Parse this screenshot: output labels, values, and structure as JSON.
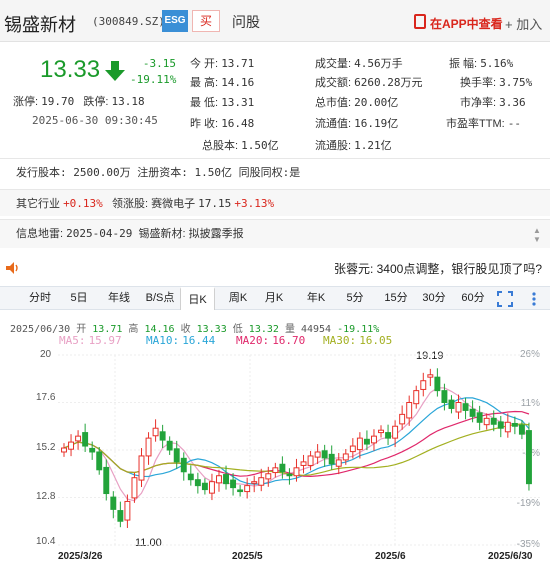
{
  "header": {
    "name": "锡盛新材",
    "code": "(300849.SZ)",
    "esg": "ESG",
    "buy": "买",
    "ask": "问股",
    "app_link": "在APP中查看",
    "add": "+ 加入"
  },
  "quote": {
    "price": "13.33",
    "change": "-3.15",
    "change_pct": "-19.11%",
    "limit_up_label": "涨停:",
    "limit_up": "19.70",
    "limit_down_label": "跌停:",
    "limit_down": "13.18",
    "time": "2025-06-30 09:30:45"
  },
  "stats": [
    {
      "label": "今    开:",
      "value": "13.71"
    },
    {
      "label": "最    高:",
      "value": "14.16"
    },
    {
      "label": "最    低:",
      "value": "13.31"
    },
    {
      "label": "昨    收:",
      "value": "16.48"
    },
    {
      "label": "总股本:",
      "value": "1.50亿"
    },
    {
      "label": "成交量:",
      "value": "4.56万手"
    },
    {
      "label": "成交额:",
      "value": "6260.28万元"
    },
    {
      "label": "总市值:",
      "value": "20.00亿"
    },
    {
      "label": "流通值:",
      "value": "16.19亿"
    },
    {
      "label": "流通股:",
      "value": "1.21亿"
    },
    {
      "label": "振    幅:",
      "value": "5.16%"
    },
    {
      "label": "换手率:",
      "value": "3.75%"
    },
    {
      "label": "市净率:",
      "value": "3.36"
    },
    {
      "label": "市盈率TTM:",
      "value": "--"
    }
  ],
  "info": {
    "issue": "发行股本: 2500.00万  注册资本: 1.50亿  同股同权:是",
    "industry_label": "其它行业",
    "industry_chg": "+0.13%",
    "leader_label": "领涨股:",
    "leader_name": "赛微电子",
    "leader_price": "17.15",
    "leader_chg": "+3.13%",
    "notice_label": "信息地雷:",
    "notice_date": "2025-04-29",
    "notice_text": "锡盛新材: 拟披露季报"
  },
  "news": "张蓉元: 3400点调整，银行股见顶了吗?",
  "tabs": [
    "分时",
    "5日",
    "年线",
    "B/S点",
    "日K",
    "周K",
    "月K",
    "年K",
    "5分",
    "15分",
    "30分",
    "60分"
  ],
  "active_tab": "日K",
  "ohlc": {
    "date": "2025/06/30",
    "open_label": "开",
    "open": "13.71",
    "high_label": "高",
    "high": "14.16",
    "close_label": "收",
    "close": "13.33",
    "low_label": "低",
    "low": "13.32",
    "vol_label": "量",
    "vol": "44954",
    "pct": "-19.11%"
  },
  "ma": [
    {
      "label": "MA5:",
      "value": "15.97",
      "color": "#e8a0c4"
    },
    {
      "label": "MA10:",
      "value": "16.44",
      "color": "#2aa6d8"
    },
    {
      "label": "MA20:",
      "value": "16.70",
      "color": "#e0286b"
    },
    {
      "label": "MA30:",
      "value": "16.05",
      "color": "#a3b021"
    }
  ],
  "chart_data": {
    "type": "candlestick",
    "y_ticks": [
      "20",
      "17.6",
      "15.2",
      "12.8",
      "10.4"
    ],
    "pct_ticks": [
      "26%",
      "11%",
      "-4%",
      "-19%",
      "-35%"
    ],
    "x_ticks": [
      "2025/3/26",
      "2025/5",
      "2025/6",
      "2025/6/30"
    ],
    "ylim": [
      10.4,
      20
    ],
    "high_label": "19.19",
    "low_label": "11.00",
    "colors": {
      "up": "#e8312a",
      "down": "#22a33a"
    }
  }
}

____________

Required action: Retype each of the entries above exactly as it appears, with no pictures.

Output for this task:
Parse this screenshot: output labels, values, and structure as JSON.
{
  "header": {
    "name": "锡盛新材",
    "code": "(300849.SZ)",
    "esg": "ESG",
    "buy": "买",
    "ask": "问股",
    "app_link": "在APP中查看",
    "add": "+ 加入"
  },
  "quote": {
    "price": "13.33",
    "change": "-3.15",
    "change_pct": "-19.11%",
    "limit_up_label": "涨停:",
    "limit_up": "19.70",
    "limit_down_label": "跌停:",
    "limit_down": "13.18",
    "time": "2025-06-30 09:30:45"
  },
  "stats": [
    {
      "label": "今    开:",
      "value": "13.71"
    },
    {
      "label": "最    高:",
      "value": "14.16"
    },
    {
      "label": "最    低:",
      "value": "13.31"
    },
    {
      "label": "昨    收:",
      "value": "16.48"
    },
    {
      "label": "总股本:",
      "value": "1.50亿"
    },
    {
      "label": "成交量:",
      "value": "4.56万手"
    },
    {
      "label": "成交额:",
      "value": "6260.28万元"
    },
    {
      "label": "总市值:",
      "value": "20.00亿"
    },
    {
      "label": "流通值:",
      "value": "16.19亿"
    },
    {
      "label": "流通股:",
      "value": "1.21亿"
    },
    {
      "label": "振    幅:",
      "value": "5.16%"
    },
    {
      "label": "换手率:",
      "value": "3.75%"
    },
    {
      "label": "市净率:",
      "value": "3.36"
    },
    {
      "label": "市盈率TTM:",
      "value": "--"
    }
  ],
  "info": {
    "issue": "发行股本: 2500.00万  注册资本: 1.50亿  同股同权:是",
    "industry_label": "其它行业",
    "industry_chg": "+0.13%",
    "leader_label": "领涨股:",
    "leader_name": "赛微电子",
    "leader_price": "17.15",
    "leader_chg": "+3.13%",
    "notice_label": "信息地雷:",
    "notice_date": "2025-04-29",
    "notice_text": "锡盛新材: 拟披露季报"
  },
  "news": "张蓉元: 3400点调整，银行股见顶了吗?",
  "tabs": [
    "分时",
    "5日",
    "年线",
    "B/S点",
    "日K",
    "周K",
    "月K",
    "年K",
    "5分",
    "15分",
    "30分",
    "60分"
  ],
  "active_tab": "日K",
  "ohlc": {
    "date": "2025/06/30",
    "open_label": "开",
    "open": "13.71",
    "high_label": "高",
    "high": "14.16",
    "close_label": "收",
    "close": "13.33",
    "low_label": "低",
    "low": "13.32",
    "vol_label": "量",
    "vol": "44954",
    "pct": "-19.11%"
  },
  "ma": [
    {
      "label": "MA5:",
      "value": "15.97",
      "color": "#e8a0c4"
    },
    {
      "label": "MA10:",
      "value": "16.44",
      "color": "#2aa6d8"
    },
    {
      "label": "MA20:",
      "value": "16.70",
      "color": "#e0286b"
    },
    {
      "label": "MA30:",
      "value": "16.05",
      "color": "#a3b021"
    }
  ],
  "chart_data": {
    "type": "candlestick",
    "y_ticks": [
      "20",
      "17.6",
      "15.2",
      "12.8",
      "10.4"
    ],
    "pct_ticks": [
      "26%",
      "11%",
      "-4%",
      "-19%",
      "-35%"
    ],
    "x_ticks": [
      "2025/3/26",
      "2025/5",
      "2025/6",
      "2025/6/30"
    ],
    "ylim": [
      10.4,
      20
    ],
    "high_label": "19.19",
    "low_label": "11.00",
    "colors": {
      "up": "#e8312a",
      "down": "#22a33a"
    }
  }
}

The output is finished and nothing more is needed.